[Dataset items]
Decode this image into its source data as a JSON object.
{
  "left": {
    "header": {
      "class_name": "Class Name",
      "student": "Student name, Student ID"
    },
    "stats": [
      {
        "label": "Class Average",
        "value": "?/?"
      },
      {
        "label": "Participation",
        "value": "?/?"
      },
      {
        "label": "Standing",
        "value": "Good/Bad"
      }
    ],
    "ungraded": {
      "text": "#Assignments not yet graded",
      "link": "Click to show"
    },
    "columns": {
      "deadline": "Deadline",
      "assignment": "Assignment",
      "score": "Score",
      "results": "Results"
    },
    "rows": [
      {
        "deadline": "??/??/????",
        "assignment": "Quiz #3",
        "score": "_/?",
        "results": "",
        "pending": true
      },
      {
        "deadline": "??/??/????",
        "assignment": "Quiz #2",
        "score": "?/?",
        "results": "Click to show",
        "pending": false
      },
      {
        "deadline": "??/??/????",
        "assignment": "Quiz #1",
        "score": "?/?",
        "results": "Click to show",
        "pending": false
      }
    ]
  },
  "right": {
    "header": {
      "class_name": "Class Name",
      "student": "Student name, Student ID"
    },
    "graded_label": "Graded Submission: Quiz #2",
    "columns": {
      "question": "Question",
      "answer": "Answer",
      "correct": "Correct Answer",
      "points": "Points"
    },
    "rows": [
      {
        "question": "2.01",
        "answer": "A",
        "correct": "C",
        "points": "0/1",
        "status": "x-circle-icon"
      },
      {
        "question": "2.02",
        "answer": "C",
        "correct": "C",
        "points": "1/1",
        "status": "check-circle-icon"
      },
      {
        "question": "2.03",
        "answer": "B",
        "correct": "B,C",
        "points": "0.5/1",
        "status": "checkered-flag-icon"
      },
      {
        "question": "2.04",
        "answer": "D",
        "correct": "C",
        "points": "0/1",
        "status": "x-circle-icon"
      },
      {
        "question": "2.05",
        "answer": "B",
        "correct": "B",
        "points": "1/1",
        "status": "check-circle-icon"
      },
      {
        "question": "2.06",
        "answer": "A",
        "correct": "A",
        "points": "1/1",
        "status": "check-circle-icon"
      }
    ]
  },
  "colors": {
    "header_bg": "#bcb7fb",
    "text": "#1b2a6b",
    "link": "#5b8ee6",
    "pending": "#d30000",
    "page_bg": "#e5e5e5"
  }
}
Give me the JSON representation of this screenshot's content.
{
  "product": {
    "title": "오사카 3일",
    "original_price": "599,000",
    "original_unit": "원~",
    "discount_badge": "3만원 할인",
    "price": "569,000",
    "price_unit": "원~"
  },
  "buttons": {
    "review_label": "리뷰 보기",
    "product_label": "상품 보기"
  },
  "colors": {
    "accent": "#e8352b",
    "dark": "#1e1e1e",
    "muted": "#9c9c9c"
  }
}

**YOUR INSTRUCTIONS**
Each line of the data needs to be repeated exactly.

**OUTPUT OF THE TASK**
Decode this image into its source data as a JSON object.
{
  "left": {
    "header": {
      "class_name": "Class Name",
      "student": "Student name, Student ID"
    },
    "stats": [
      {
        "label": "Class Average",
        "value": "?/?"
      },
      {
        "label": "Participation",
        "value": "?/?"
      },
      {
        "label": "Standing",
        "value": "Good/Bad"
      }
    ],
    "ungraded": {
      "text": "#Assignments not yet graded",
      "link": "Click to show"
    },
    "columns": {
      "deadline": "Deadline",
      "assignment": "Assignment",
      "score": "Score",
      "results": "Results"
    },
    "rows": [
      {
        "deadline": "??/??/????",
        "assignment": "Quiz #3",
        "score": "_/?",
        "results": "",
        "pending": true
      },
      {
        "deadline": "??/??/????",
        "assignment": "Quiz #2",
        "score": "?/?",
        "results": "Click to show",
        "pending": false
      },
      {
        "deadline": "??/??/????",
        "assignment": "Quiz #1",
        "score": "?/?",
        "results": "Click to show",
        "pending": false
      }
    ]
  },
  "right": {
    "header": {
      "class_name": "Class Name",
      "student": "Student name, Student ID"
    },
    "graded_label": "Graded Submission: Quiz #2",
    "columns": {
      "question": "Question",
      "answer": "Answer",
      "correct": "Correct Answer",
      "points": "Points"
    },
    "rows": [
      {
        "question": "2.01",
        "answer": "A",
        "correct": "C",
        "points": "0/1",
        "status": "x-circle-icon"
      },
      {
        "question": "2.02",
        "answer": "C",
        "correct": "C",
        "points": "1/1",
        "status": "check-circle-icon"
      },
      {
        "question": "2.03",
        "answer": "B",
        "correct": "B,C",
        "points": "0.5/1",
        "status": "checkered-flag-icon"
      },
      {
        "question": "2.04",
        "answer": "D",
        "correct": "C",
        "points": "0/1",
        "status": "x-circle-icon"
      },
      {
        "question": "2.05",
        "answer": "B",
        "correct": "B",
        "points": "1/1",
        "status": "check-circle-icon"
      },
      {
        "question": "2.06",
        "answer": "A",
        "correct": "A",
        "points": "1/1",
        "status": "check-circle-icon"
      }
    ]
  },
  "colors": {
    "header_bg": "#bcb7fb",
    "text": "#1b2a6b",
    "link": "#5b8ee6",
    "pending": "#d30000",
    "page_bg": "#e5e5e5"
  }
}
Give me the JSON representation of this screenshot's content.
{
  "product": {
    "title": "오사카 3일",
    "original_price": "599,000",
    "original_unit": "원~",
    "discount_badge": "3만원 할인",
    "price": "569,000",
    "price_unit": "원~"
  },
  "buttons": {
    "review_label": "리뷰 보기",
    "product_label": "상품 보기"
  },
  "colors": {
    "accent": "#e8352b",
    "dark": "#1e1e1e",
    "muted": "#9c9c9c"
  }
}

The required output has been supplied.